"The game was over before that," he said. "I mean the outcome of the game, let's put it that way. That's unfortunate, too, that those people were in the game in that play. Maybe this wouldn't have happened."

So there. Hansbrough had it coming for playing mop-up minutes in a double-digit win.

For the record, Krzyzewski later said, "We should have probably both had our walk-ons in."

Also for the record, Krzyzewski was calling timeout with 50 seconds left and his team down by 13. So he clearly didn't think it was walk-on time at that point.

Naturally, this blame-the-victim jab went over wonderfully with Williams.

"I don't understand that," Williams responded, when told of Krzyzewski's barb.

Playing starters at garbage time, he was told.

"Gerald was in," Williams said, although Henderson did not start. "I mean, both teams had 'em in. Anybody else got any questions?"

Before anyone could ask one, Williams veered back to the topic, talking about the famous Carolina comeback from eight points down with 17 seconds left against Duke in the 1970s. In other words, anything can happen.

But then that didn't seem to be carrying the day, so Williams pointed out that he had a sub for Hansbrough at the scorer's table while Frasor was shooting his foul shots.

"I was trying to get Tyler out of the game," Williams said. "It's not my fault that Tyler got the offensive rebound and somebody else missed the sucker. But that's enough about that junk."

Of course, talking about that junk at least changed the subject from the junk that Duke has become, at least in comparison to its normal self. This is clearly the worst Blue Devils team since Krzyzewski's dark period in the mid-90s when back trouble chased him off the sideline for part of the 1994-95 season.

Long one of the prettiest offensive teams in college basketball, Duke now is slow, sloppy and lacking create-your-own-shot scorers. It has 57 more turnovers than assists, has not proved capable of strafing teams from the perimeter as usual and doesn't get enough back-to-the-basket scoring from its big men.

That's why the Blue Devils are 22-9 and just 8-8 in ACC play. And that's why they're starting the ACC tournament as a No. 7 seed, a stunning tumble from Duke's normal spot at or very near the top.

With the Blue Devils obviously inferior to the Heels, their only chance to win this game and derail Carolina's ACC title hopes was to junk the game up and win on effort. Part of that, it could be argued, was asserting a level of toughness Carolina might not match.

That's been one of the knocks on these Tar Heels, who were supposed to dominate the ACC but wound up backing into the title thanks to losses by Virginia and Virginia Tech. At times, it looked as though Duke was going to test the Heels' toughness by smacking them around.

In the end, Henderson clearly took the physical play thing too far.

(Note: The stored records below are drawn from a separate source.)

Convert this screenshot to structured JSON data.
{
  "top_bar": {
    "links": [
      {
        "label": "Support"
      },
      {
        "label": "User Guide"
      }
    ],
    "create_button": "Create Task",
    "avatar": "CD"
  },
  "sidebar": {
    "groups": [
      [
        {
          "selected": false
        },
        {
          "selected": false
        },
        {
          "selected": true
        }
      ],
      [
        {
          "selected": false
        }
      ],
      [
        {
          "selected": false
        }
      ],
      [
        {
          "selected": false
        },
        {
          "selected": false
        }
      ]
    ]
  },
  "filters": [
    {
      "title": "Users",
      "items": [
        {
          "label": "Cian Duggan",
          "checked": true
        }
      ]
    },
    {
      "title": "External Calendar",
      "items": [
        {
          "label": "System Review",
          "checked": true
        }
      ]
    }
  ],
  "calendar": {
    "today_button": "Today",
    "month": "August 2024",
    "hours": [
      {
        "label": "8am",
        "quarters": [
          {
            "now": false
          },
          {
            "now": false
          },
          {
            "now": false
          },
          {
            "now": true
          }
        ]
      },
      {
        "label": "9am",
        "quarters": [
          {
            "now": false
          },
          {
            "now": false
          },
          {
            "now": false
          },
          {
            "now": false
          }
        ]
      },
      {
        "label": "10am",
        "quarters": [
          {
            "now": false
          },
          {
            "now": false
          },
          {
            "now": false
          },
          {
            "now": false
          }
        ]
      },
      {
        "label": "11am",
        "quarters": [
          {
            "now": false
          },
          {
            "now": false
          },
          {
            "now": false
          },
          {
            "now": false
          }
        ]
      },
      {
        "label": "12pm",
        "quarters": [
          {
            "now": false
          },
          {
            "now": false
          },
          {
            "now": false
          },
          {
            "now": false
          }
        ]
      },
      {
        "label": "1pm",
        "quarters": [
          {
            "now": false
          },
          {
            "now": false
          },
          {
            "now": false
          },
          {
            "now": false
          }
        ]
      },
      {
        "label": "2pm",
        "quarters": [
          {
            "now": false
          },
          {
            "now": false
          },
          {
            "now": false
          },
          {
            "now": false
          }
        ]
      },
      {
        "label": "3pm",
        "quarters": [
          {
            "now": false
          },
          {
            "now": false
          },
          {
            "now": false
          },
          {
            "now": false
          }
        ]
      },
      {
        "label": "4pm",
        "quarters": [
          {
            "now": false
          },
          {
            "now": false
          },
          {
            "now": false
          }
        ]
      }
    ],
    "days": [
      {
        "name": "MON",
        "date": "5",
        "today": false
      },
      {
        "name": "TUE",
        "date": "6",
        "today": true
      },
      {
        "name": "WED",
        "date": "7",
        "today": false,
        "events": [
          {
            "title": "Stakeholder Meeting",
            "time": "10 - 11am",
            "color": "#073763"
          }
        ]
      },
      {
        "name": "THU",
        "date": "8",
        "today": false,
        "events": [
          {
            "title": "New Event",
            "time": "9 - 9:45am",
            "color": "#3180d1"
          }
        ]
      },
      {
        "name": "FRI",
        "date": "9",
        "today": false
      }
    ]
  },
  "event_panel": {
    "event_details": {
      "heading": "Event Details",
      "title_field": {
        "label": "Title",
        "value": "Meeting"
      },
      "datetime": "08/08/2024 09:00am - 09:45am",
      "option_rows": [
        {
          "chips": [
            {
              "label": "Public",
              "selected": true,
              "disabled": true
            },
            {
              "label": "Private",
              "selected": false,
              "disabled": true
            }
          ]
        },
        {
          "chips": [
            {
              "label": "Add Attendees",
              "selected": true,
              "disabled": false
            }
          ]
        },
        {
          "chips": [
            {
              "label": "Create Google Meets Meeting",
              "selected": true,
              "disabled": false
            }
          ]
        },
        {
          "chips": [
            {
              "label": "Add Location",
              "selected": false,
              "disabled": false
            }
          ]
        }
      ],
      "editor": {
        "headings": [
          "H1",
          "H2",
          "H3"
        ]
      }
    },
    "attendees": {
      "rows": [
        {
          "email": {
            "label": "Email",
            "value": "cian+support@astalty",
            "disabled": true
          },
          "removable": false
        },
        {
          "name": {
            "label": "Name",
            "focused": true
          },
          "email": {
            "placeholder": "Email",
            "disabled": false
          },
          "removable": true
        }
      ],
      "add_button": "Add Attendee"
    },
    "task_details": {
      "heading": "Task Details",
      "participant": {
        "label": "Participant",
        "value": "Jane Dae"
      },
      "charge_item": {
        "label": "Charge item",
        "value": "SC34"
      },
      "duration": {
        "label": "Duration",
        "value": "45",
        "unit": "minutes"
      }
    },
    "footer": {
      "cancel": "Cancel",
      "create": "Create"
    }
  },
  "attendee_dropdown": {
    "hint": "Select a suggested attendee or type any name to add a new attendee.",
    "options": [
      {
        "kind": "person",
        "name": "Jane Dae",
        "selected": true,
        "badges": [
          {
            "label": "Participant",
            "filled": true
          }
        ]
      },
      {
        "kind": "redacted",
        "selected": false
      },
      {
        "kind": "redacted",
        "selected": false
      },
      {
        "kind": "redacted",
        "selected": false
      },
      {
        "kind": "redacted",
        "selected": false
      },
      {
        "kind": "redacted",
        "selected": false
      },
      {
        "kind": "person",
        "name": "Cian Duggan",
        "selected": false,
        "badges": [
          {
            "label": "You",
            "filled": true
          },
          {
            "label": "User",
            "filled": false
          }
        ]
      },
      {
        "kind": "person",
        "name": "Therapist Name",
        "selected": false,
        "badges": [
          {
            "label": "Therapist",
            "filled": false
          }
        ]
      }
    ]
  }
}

Took it all the way to the locker room and an invitation to wear street clothes in Tampa on Thursday night.

So Duke wakes up Monday with a fresh black eye and a fourth loss to Carolina in the past five meetings. For the image-obsessed Blue Devils, it gets no worse than being bad and being dirty.

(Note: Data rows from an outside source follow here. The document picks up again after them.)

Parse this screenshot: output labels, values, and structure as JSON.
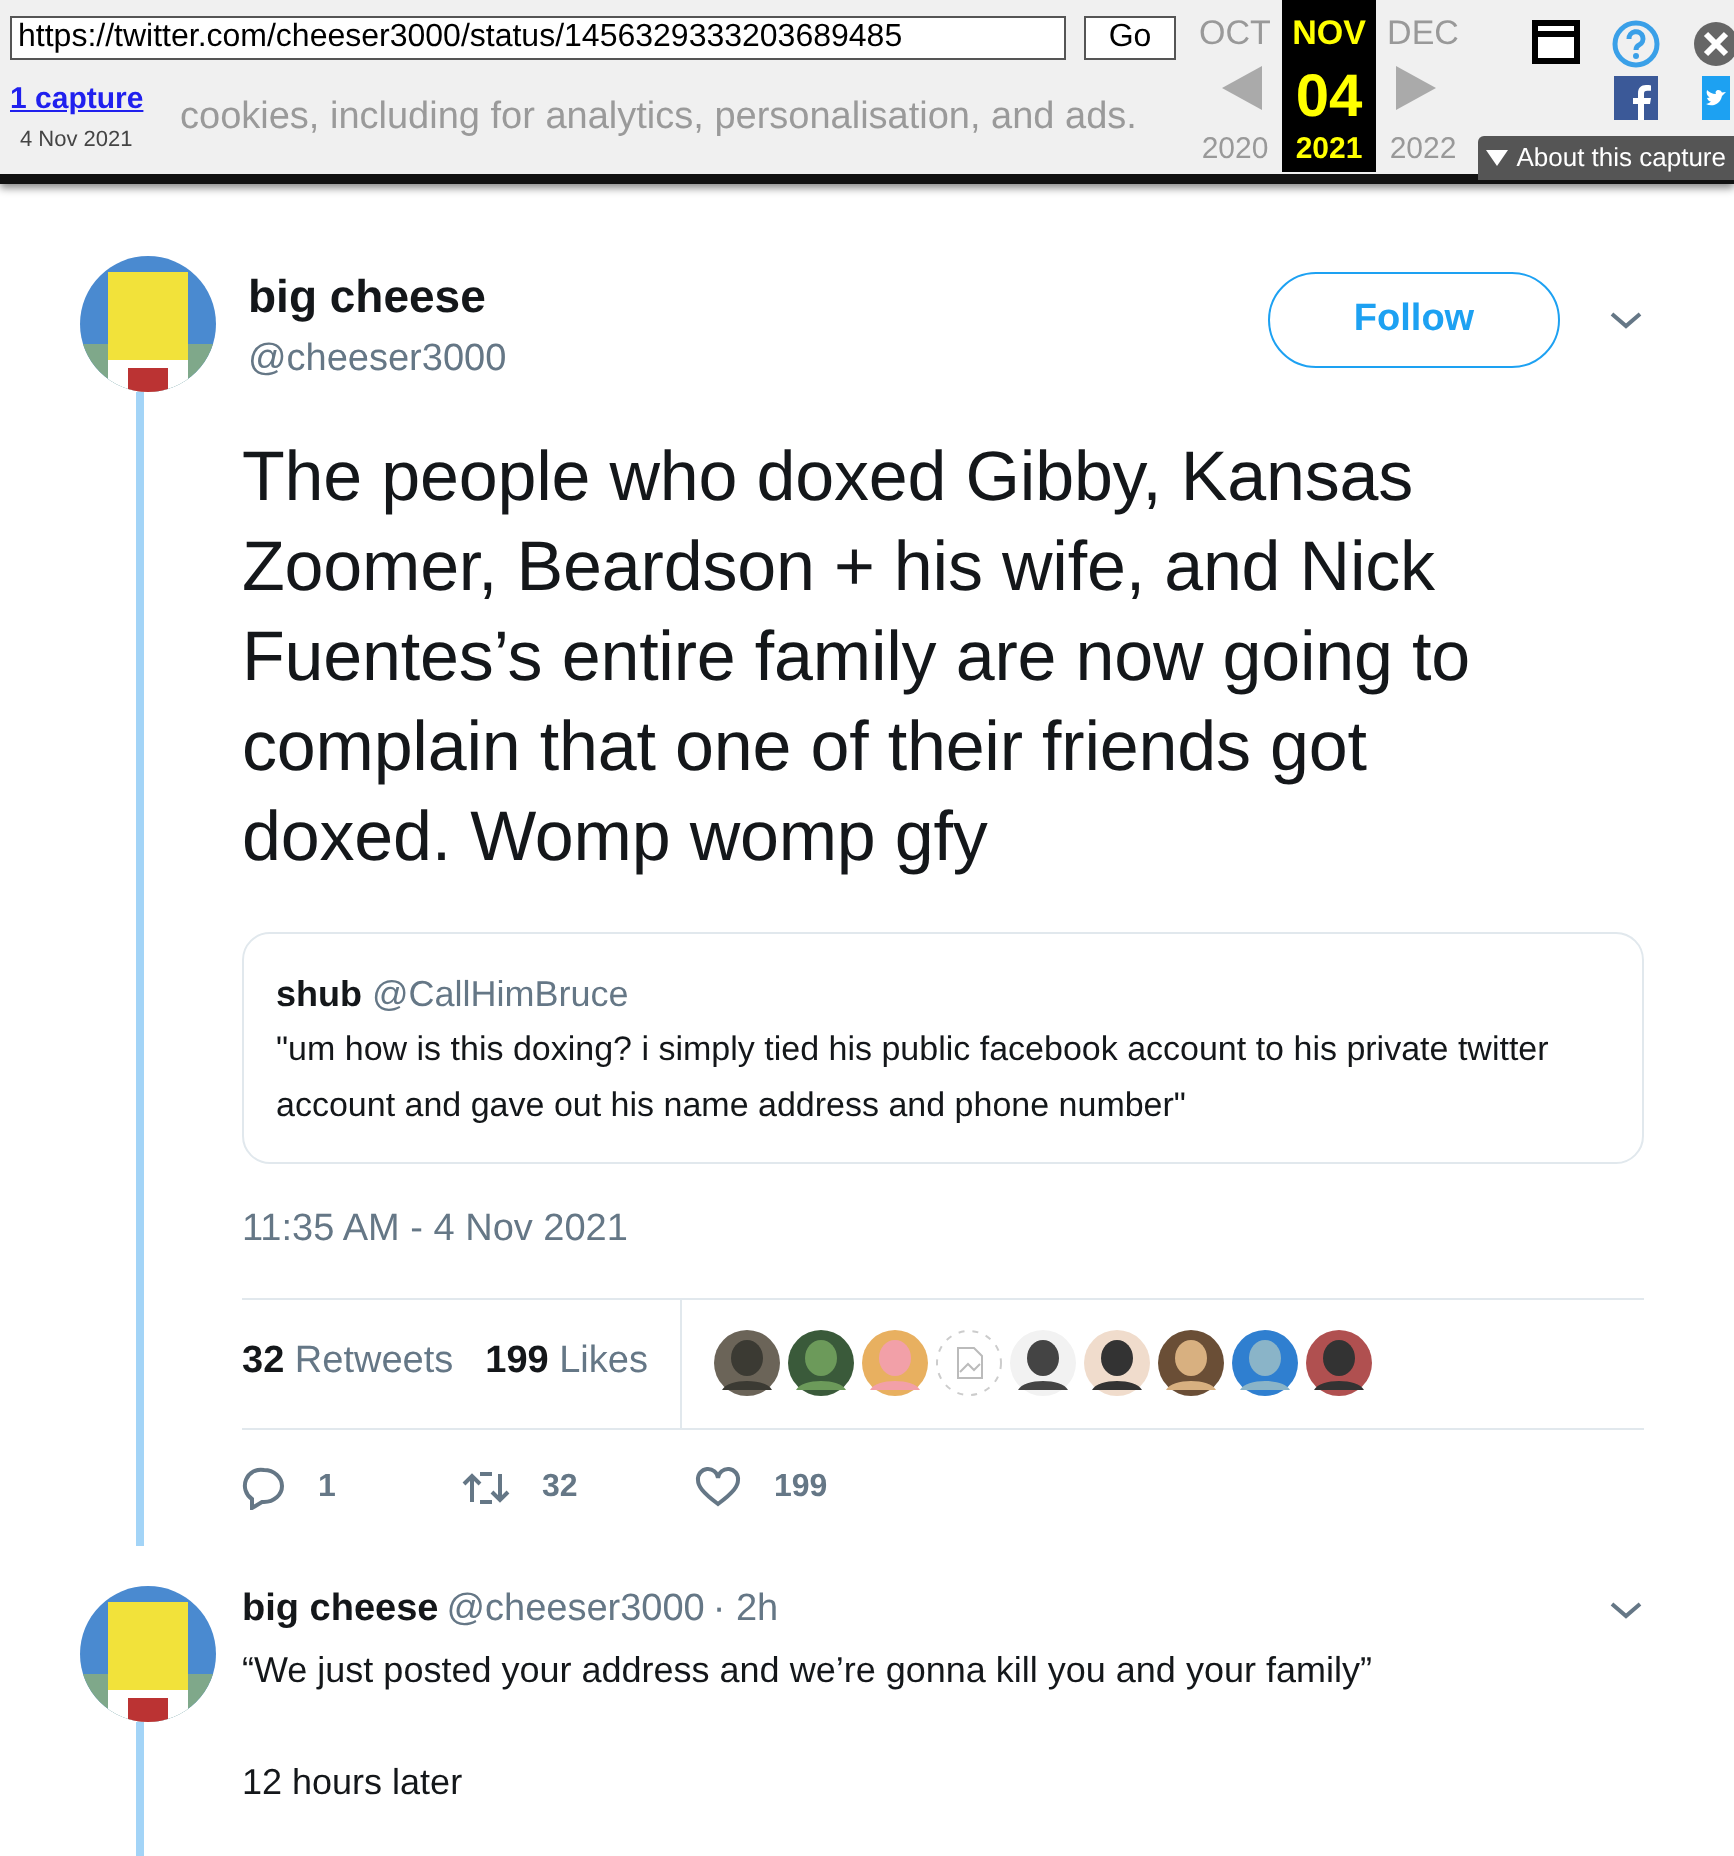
{
  "wayback": {
    "url": "https://twitter.com/cheeser3000/status/1456329333203689485",
    "go": "Go",
    "captures": "1 capture",
    "capture_date": "4 Nov 2021",
    "background_text": "cookies, including for analytics, personalisation, and ads.",
    "months": [
      {
        "label": "OCT",
        "year": "2020",
        "selected": false
      },
      {
        "label": "NOV",
        "day": "04",
        "year": "2021",
        "selected": true
      },
      {
        "label": "DEC",
        "year": "2022",
        "selected": false
      }
    ],
    "about": "About this capture"
  },
  "tweet": {
    "name": "big cheese",
    "handle": "@cheeser3000",
    "follow": "Follow",
    "text": "The people who doxed Gibby, Kansas Zoomer, Beardson + his wife, and Nick Fuentes’s entire family are now going to complain that one of their friends got doxed. Womp womp gfy",
    "quote": {
      "name": "shub",
      "handle": "@CallHimBruce",
      "text": "\"um how is this doxing? i simply tied his public facebook account to his private twitter account and gave out his name address and phone number\""
    },
    "time": "11:35 AM - 4 Nov 2021",
    "stats": [
      {
        "count": "32",
        "label": "Retweets"
      },
      {
        "count": "199",
        "label": "Likes"
      }
    ],
    "likers": [
      {
        "kind": "picture"
      },
      {
        "kind": "picture"
      },
      {
        "kind": "picture"
      },
      {
        "kind": "broken"
      },
      {
        "kind": "picture"
      },
      {
        "kind": "picture"
      },
      {
        "kind": "picture"
      },
      {
        "kind": "picture"
      },
      {
        "kind": "picture"
      }
    ],
    "actions": [
      {
        "kind": "reply",
        "count": "1"
      },
      {
        "kind": "retweet",
        "count": "32"
      },
      {
        "kind": "like",
        "count": "199"
      }
    ]
  },
  "reply": {
    "name": "big cheese",
    "handle": "@cheeser3000",
    "time": "· 2h",
    "lines": [
      "“We just posted your address and we’re gonna kill you and your family”",
      "12 hours later"
    ]
  }
}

Pat Forde is a senior writer for ESPN.com. He can be reached at ESPN4D@aol.com.